{We chose specific areas during rece that highlighted these traditional features of noir. Street lamps were a particularly important feature. Luckily there are many locations in Bristol that have these traditional street lamps, which created the lighting and tone to each scene nicely. We got the circular glow from the streetlights very prominently.} .} (Pg 19 What is Noir?)


Flashback and subjective camera. Whether introduced via a ripple effect or simply a smash cut, the past palpably intrudes in film noir via flashback. The flashback can be filtered through a single character’s point of view (Criss Cross) or ostensibly detached and objective (The killing, 1956): seeing the past gives a reality that no amount telling can match”.

{We used a flashback to tell the story in Johnny Noir. This is also the structure I used in my comic Eddie Jones. In the film we also used quick cuts of reality, until revealing at the end that the noir was all in Johnny’s head. } .} (Pg 19 What is Noir?)



Film Noir-By Alain silver and James Ursini

Published 2004

Published by Taschen

USA Los Angeles












Comic/ Graphic Novel Research part 4 (Philip Hampson)

This next style is closer to what I wanted for my comic. This is created in Adobe Photoshop. It gives the images a glossy and bold look with its thick lines and bold shadows. This is from the comic The Blue Lily by Angus Mckie. (Figure 1)

style 4

(Figure 1 Blue Lily By Angus Mckie)

As a comparison here is a section from my comic Eddie Jones illustrated by Lauren Saunders. (Figure 2)

Page 1 prison phil edit Jpeg version


(Figure 2 Eddie Jones By Philip Hampson (Illustrated by Lauren Saunders)

Figure 2 from Comic art now by Dez Skinn


Comic/ Graphic Novel Research part 3 (Philip Hampson)

This is similar to the  style of November By Robert Deas but with black and white colouring. This style has a more traditional noir feel to it due to the strong shadows(Figure 1)(Lawless by Sean Phillips). This is similar to Laurie Dix’s comic Detective Raymond Phillips. (Figure 2)

Style 3


(Figure 1 Lawless by Sean Phillips)

Detective Raymond Phillips style


(Figure 2 Detective Raymond Phillips by Laurie Dix ( Illustrated by Darren Kay)


Figure 1 from Comic art now by Dez Skinn

Comic/ Graphic Novel research part 2 (Philip Hampson
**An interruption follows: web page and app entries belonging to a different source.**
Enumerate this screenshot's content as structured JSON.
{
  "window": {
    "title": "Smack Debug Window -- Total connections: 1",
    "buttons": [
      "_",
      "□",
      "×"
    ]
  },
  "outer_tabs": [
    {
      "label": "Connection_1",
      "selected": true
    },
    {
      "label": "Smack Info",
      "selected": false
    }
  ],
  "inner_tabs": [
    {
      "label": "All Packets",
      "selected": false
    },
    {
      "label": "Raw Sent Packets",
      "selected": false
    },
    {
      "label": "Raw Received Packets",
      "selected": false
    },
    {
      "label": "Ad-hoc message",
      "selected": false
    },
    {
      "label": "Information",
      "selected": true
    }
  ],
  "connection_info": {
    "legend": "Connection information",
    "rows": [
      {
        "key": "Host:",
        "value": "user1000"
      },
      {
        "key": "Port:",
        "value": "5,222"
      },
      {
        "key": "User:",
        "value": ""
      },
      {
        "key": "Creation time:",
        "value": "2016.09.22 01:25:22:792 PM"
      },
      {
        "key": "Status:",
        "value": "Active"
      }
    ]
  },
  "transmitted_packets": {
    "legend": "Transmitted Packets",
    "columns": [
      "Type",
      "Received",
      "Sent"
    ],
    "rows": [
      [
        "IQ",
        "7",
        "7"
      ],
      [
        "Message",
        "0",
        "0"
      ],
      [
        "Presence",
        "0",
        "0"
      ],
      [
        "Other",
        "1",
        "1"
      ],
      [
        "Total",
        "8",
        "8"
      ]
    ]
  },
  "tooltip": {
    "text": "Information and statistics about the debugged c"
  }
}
Here is a darker style of Amy Turner’s, which is something that I believe would have created an interesting comic. I’d like to work on a comic with this style in the future. (Figure 1)Amy Style 2

(Figure 1 by Amy turner)

This is another style that interested me. (Figure 2) It has a very distinctive noir feel to it but with colour, possibly closer to the Neo-noir style. I felt that just because the film was black and white, it didn’t meant all the comics had to be.

Style 2

(Figure 2 by Robert Deas called November.)


Figure 1 By Amy Turner from

Figure 2 from Comic art now by Dez Skinn

Comic/ Graphic Novel Research (Philip Hampson)

This is a style I was expecting to get from my second illustrator. Unfortunately my second novel was never started, as the illustrator wasn’t available enough to work on it. Judging by some of her work this is what I would expect. (Figure 1). I feel this style would have worked, it is very different from the others that were created but that was the point of making multiple comics with different styles. We wanted the visual style to compliment the narrative, and the idea of having radically different visual and narrative styles was an interesting concept.This is a comic by Laura Howell called The Bizarre adventures of Gilbert and Sullivan

Style 1

(Figure 1 The Bizarre adventures of Gilbert and Sullivan.)

This is some artwork from my Secondary Illustrator Amy Turner (Figure 2). She has many different styles. Some are much darker/ grittier, while others are bright, colourful and cartoonish.

Amy drawing style 1

(Figure 2. Drawing by Amy Turner)


Figure 1 from Comic art now By Dez Skinn

Figure 2 by Amy Turner from